Photo: Jeffrey Greenberg/Universal Images Group via Getty Images

Chick-fil-A announced on Monday that the company's charitable foundation will no longer be donating to two organizations with a history of anti-LGBTQ behavior.

The big picture: Chick-fil-A, which has received pushback for years over its founder's Christian conservatism and views on same-sex marriage, said in 2012 that it would no longer donate to anti-LGBTQ charities through its foundation. However, records show that the fast-food chain continued to donate to both the Salvation Army and the Fellowship of Christian Athletes (FCA), which have been accused of anti-LGBTQ discrimination.

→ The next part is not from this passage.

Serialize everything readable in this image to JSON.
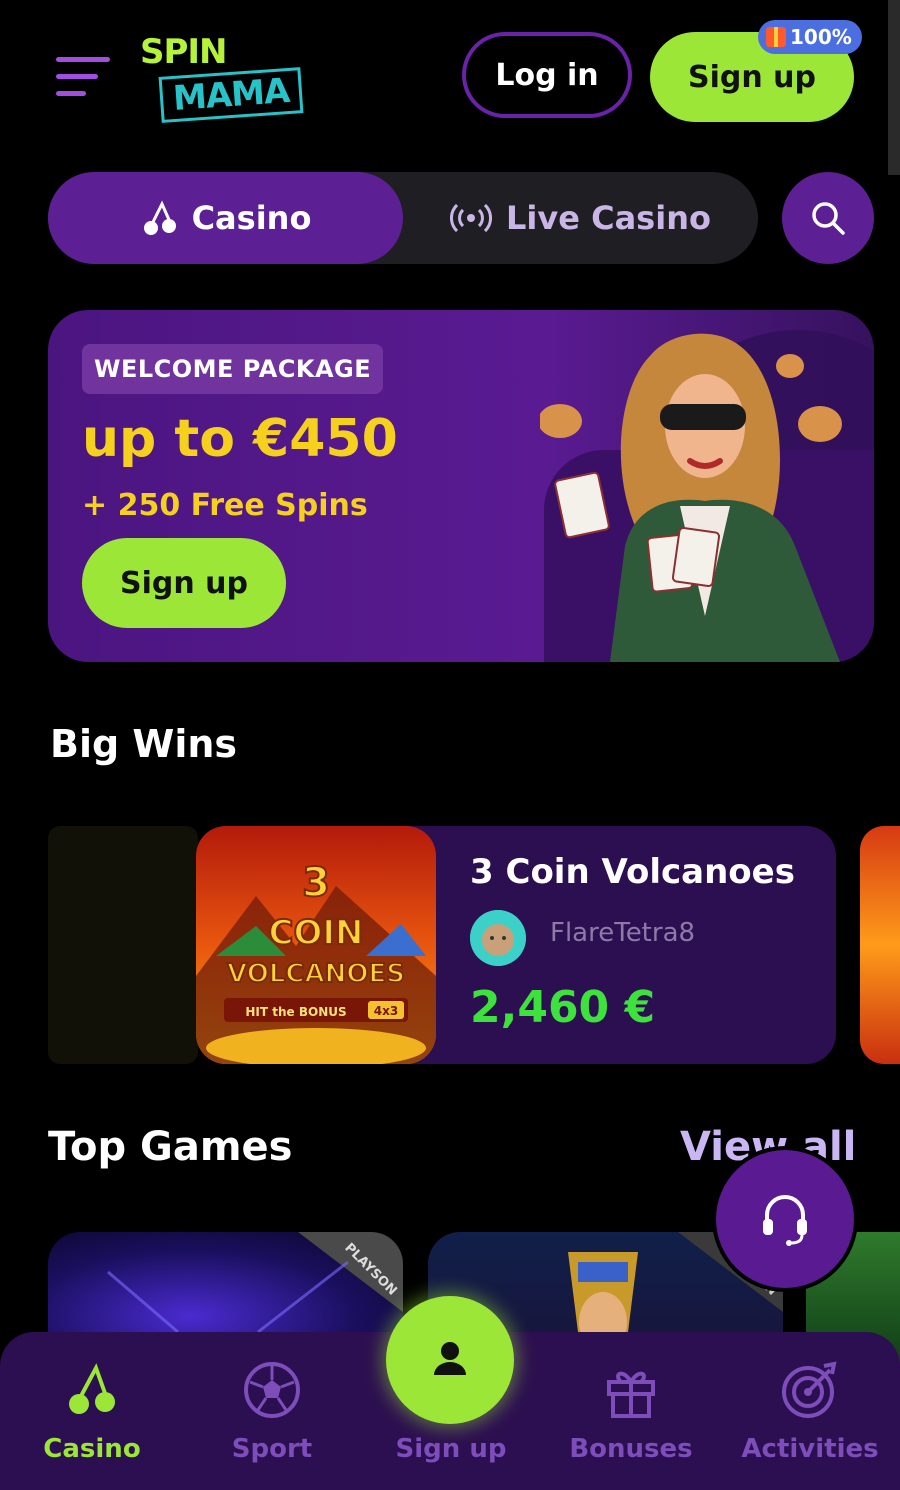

  • FCA received $1.65 million from the Chick-fil-A Foundation in 2018, while the Salvation Army received $115,000.

What to watch: Chick-fil-A says that going forward it will exclusively focus on organizations that support education, homelessness and hunger, CNN reports. A spokesperson confirmed to Business Insider that the Salvation Army and the FCA will not be on the list of charities.

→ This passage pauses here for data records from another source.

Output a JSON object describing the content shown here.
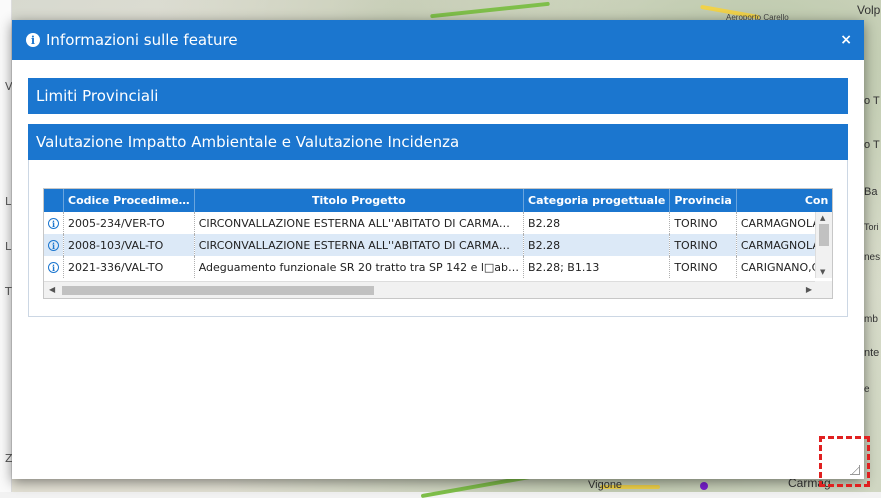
{
  "dialog": {
    "title": "Informazioni sulle feature",
    "close_label": "×"
  },
  "sections": [
    {
      "title": "Limiti Provinciali"
    },
    {
      "title": "Valutazione Impatto Ambientale e Valutazione Incidenza"
    }
  ],
  "table": {
    "columns": [
      "",
      "Codice Procedime…",
      "Titolo Progetto",
      "Categoria progettuale",
      "Provincia",
      "Con"
    ],
    "rows": [
      {
        "icon": "info-icon",
        "codice": "2005-234/VER-TO",
        "titolo": "CIRCONVALLAZIONE ESTERNA ALL''ABITATO DI CARMA…",
        "categoria": "B2.28",
        "provincia": "TORINO",
        "comune": "CARMAGNOLA"
      },
      {
        "icon": "info-icon",
        "codice": "2008-103/VAL-TO",
        "titolo": "CIRCONVALLAZIONE ESTERNA ALL''ABITATO DI CARMA…",
        "categoria": "B2.28",
        "provincia": "TORINO",
        "comune": "CARMAGNOLA"
      },
      {
        "icon": "info-icon",
        "codice": "2021-336/VAL-TO",
        "titolo": "Adeguamento funzionale SR 20 tratto tra SP 142 e l□ab…",
        "categoria": "B2.28; B1.13",
        "provincia": "TORINO",
        "comune": "CARIGNANO,C"
      }
    ]
  },
  "map": {
    "labels": [
      "Volp",
      "Aeroporto Carello",
      "Vigone",
      "Carmag"
    ],
    "side_letters": [
      "V",
      "L",
      "L",
      "T",
      "Z"
    ],
    "right_labels": [
      "o T",
      "o T",
      "Ba",
      "Tori",
      "nes",
      "mb",
      "nte",
      "e"
    ]
  },
  "colors": {
    "primary": "#1b76cf",
    "alt_row": "#dce9f7"
  }
}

Go deeper:

Go deeper

How small businesses got stiffed by the coronavirus pandemic

Illustration: Aïda Amer/Axios

The story of American businesses in the coronavirus pandemic is a tale of two markets — one made up of tech firms and online retailers as winners awash in capital, and another of brick-and-mortar mom-and-pop shops that is collapsing.

Why it matters: The coronavirus pandemic has created an environment where losing industries like traditional retail and hospitality as well as a sizable portion of firms owned by women, immigrants and people of color are wiped out and may be gone for good.

Apple's antitrust fight turns Epic

Illustration: Aïda Amer/Axios

Millions of angry gamers may soon join the chorus of voices calling for an antitrust crackdown on Apple, as the iPhone giant faces a new lawsuit and PR blitz from Epic Games, maker of mega-hit Fortnite.

Why it matters: Apple is one of several Big Tech firms accused of violating the spirit, if not the letter, of antitrust law. A high-profile lawsuit could become a roadmap for either building a case against tech titans under existing antitrust laws or writing new ones better suited to the digital economy.

Survey: Fears grow about Social Security’s future

Data: AARP survey of 1,441 U.S. adults conducted July 14–27, 2020 a ±3.4% margin of error at the 95% confidence level; Chart: Naema Ahmed/Axios

Younger Americans are increasingly concerned that Social Security won't be enough to wholly fall back on once they retire, according to a survey conducted by AARP — in honor of today's 85th anniversary of the program — given first to Axios.

Why it matters: Young people's concerns about financial insecurity once they're on a restricted income are rising — and that generation is worried the program, which currently pays out to 65 million beneficiaries, won't be enough to sustain them.